Though Councilwoman Karen Thurman stated “I have to admit it’s probably the most entertaining presentation we’ve ever had,” Tim Enloe’s request for a sewer extension to compensate for noise pollution on his property was denied.
A Milton resident for most of his life, Enloe argued the noise pollution from Milton High School’s band practices robbed him and his family of the “peace and quiet” they’ve known. He cited rumbling floors and windows for four hours or more a day.
He presented his grievances to city council, on Monday June 14, via a ten minute video entitled “Silence for Sewers.” In the introduction, Enloe stated “What about the peace and quiet that came with our property that no longer exists?"
Then in bold underlined words, “Equal Treatment” flashed before the screen followed by “What is Noise Pollution?” also bold and underlined. Subsequently, the display offered two quotes: “Noise pollution is unwanted human-created sound that has the effect of being annoying, distracting, painful, or physically harmful.” And quoted from www.noiseoff.org: “People continuously exposed to noise experience hearing loss, elevated stress levels, mood swings, hypertension, depression, lost sleep and productivity.”
MONTANA’S BAR AND GRILL GOT THE SHAFT?
Enloe followed up with how Milton City Council intervened on behalf of resident’s for the excessive noise coming from Montana’s Bar & Grill. “After numerous field trips to Montana’s and $80,000 spent on sound-proofing equipment by the owner, Charles Eubank, the issue was resolved.”
The video showed Enloe dressed as a woman with “Star Wars” music in the background, and she said “We’re going to buy your land for a school,” while holding a gun to a man’s head.
“Since then, life on Bethany has been filled with traffic, trash, and noise,” Enloe said.
The presentation also cited numerous properties being sold in Milton courtesy of Realtor.com:
15385 Tullgean Drive / Milton / 7 acres“Enjoy the serenity and solitude of seven acres.”
15625 Tullgean Drive / Milton / 8.58 acres“Tranquil Equestrian Estate with pastures.”
16450 Hopewell Rd. / Milton / 1.79 acres“Tranquility & charm”
1530 Birmingham Road / Milton / 1.67 acres“Opportunity for sanctuary...”
“It’s obvious to see that “quiet” is a selling point when it comes to purchasing acreage in Milton,” grumbled Enloe.

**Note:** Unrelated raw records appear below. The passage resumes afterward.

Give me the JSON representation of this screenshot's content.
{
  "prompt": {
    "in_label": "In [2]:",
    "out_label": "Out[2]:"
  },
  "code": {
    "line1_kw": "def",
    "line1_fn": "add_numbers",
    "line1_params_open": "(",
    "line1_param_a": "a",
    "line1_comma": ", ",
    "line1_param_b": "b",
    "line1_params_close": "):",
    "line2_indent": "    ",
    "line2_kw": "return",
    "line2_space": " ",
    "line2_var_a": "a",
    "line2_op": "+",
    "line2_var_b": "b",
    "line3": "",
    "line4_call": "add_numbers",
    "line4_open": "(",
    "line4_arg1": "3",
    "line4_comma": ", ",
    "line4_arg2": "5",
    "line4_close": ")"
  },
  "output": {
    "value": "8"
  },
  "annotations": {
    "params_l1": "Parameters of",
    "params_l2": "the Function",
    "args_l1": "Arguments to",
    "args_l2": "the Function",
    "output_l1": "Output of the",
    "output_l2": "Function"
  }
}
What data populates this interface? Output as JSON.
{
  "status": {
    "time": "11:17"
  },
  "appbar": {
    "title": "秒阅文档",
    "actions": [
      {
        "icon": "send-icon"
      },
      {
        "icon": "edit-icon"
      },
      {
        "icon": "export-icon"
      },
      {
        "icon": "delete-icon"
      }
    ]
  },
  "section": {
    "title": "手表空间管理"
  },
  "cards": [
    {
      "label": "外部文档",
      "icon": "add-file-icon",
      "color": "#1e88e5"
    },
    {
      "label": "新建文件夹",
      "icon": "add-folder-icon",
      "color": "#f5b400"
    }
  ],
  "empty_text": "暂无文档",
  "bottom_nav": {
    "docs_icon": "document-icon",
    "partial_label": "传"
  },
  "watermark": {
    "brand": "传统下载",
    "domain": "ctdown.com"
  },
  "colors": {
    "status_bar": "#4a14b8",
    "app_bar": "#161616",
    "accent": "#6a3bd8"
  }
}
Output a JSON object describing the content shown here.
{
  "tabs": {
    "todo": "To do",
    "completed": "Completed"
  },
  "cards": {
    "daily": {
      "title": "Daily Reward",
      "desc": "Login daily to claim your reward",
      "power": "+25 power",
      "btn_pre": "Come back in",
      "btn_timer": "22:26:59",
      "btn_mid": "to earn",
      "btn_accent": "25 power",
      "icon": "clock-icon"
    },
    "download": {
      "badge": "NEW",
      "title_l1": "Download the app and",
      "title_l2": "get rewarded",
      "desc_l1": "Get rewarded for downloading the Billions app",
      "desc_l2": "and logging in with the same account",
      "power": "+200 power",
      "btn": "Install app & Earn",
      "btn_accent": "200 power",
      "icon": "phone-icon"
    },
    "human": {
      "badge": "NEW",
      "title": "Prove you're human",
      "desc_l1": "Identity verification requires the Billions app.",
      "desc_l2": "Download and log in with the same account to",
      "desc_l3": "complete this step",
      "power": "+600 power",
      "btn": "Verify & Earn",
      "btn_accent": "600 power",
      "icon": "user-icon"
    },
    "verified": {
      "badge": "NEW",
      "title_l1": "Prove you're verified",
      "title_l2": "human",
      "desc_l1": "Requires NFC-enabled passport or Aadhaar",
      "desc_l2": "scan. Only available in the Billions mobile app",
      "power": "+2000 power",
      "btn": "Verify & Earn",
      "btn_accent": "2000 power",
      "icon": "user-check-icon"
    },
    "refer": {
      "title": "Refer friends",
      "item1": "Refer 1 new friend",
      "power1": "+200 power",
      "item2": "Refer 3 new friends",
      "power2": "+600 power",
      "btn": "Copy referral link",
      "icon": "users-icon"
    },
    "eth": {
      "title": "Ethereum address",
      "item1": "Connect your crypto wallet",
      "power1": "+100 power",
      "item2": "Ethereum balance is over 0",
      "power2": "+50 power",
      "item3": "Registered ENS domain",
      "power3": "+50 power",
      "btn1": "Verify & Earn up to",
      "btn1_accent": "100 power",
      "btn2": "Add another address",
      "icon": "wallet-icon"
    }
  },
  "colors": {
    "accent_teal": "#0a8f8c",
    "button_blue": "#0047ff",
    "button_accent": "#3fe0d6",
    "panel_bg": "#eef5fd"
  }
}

Milton Mayor Joe Lockwood questioned the validity for sewers on the property due to a noise problem. And Enloe assured him “I wouldn’t be here if it wasn’t for the noise.”
“If I were to sell I’d have to disclose the noise. And people may not want to purchase it. So what I’m trying to do is because of my loss due to the noise, compensate for it here (meaning sewers).”
Lockwood explained that a city’s growth “is just part of life.” He continued, “What was fifteen or sixteen years ago is not what is today. I understand where you’re coming from, though.”
To which Enloe responded, “I don’t think you guys realize how bad it is. We didn’t move to the school, the school moved to us. The band sometimes plays from eight o’clock in the morning until eleven at night. And we have to leave the house.”
“I would agree with a lot of what you said, Joe” Enloe persisted. “But, honestly, the noise you hear ain’t like what we got. We’ve been robbed of our peace and quiet. For us, you killed half of the reason for living here. And nobody stepped forward for us. Nobody’s doing anything.” Enloe then added, “It’s hell!”
Councilman Joe Longoria weighed in: “I’m trying to understand. Your presentation makes a couple of assumptions. One asking for equal treatment under the law and that implies that somehow we’re not providing you equal treatment. I’m searching for what it is you’re looking for. You’re also somehow implying that we’re not taking action on the noise issue. I don’t know what action we can take.”
Enloe responded with “I want ya’ll to go meet with the Board of Education and work out something that they’ll compromise on. They might have the power, but that doesn’t mean we have to say ‘I’m not going to try.’ Go to them and say ‘You’re making people miserable around here.’”
The matter involving Montana’s resurfaced again. “In the one case [Montana’s Bar And Grill] we had jurisdiction. In the other we don’t. The Board of Education doesn’t look at the City of Milton in any different light than you -- a resident. So, if you want us to band together and write a letter to the Board of Education that’s certainly something we can do,” Longoria said.
Lockwood then suggested meeting with the new principal of Milton High School and talking to the Board of Education in an attempt to alleviate the situation.
Enloe concluded his argument by saying “I’ve begged and pleaded with a lot of you guys for five years. Let’s stick to the issue. Let’s make it happen, and move on.”
No timeline was established to address Enloe’s plea.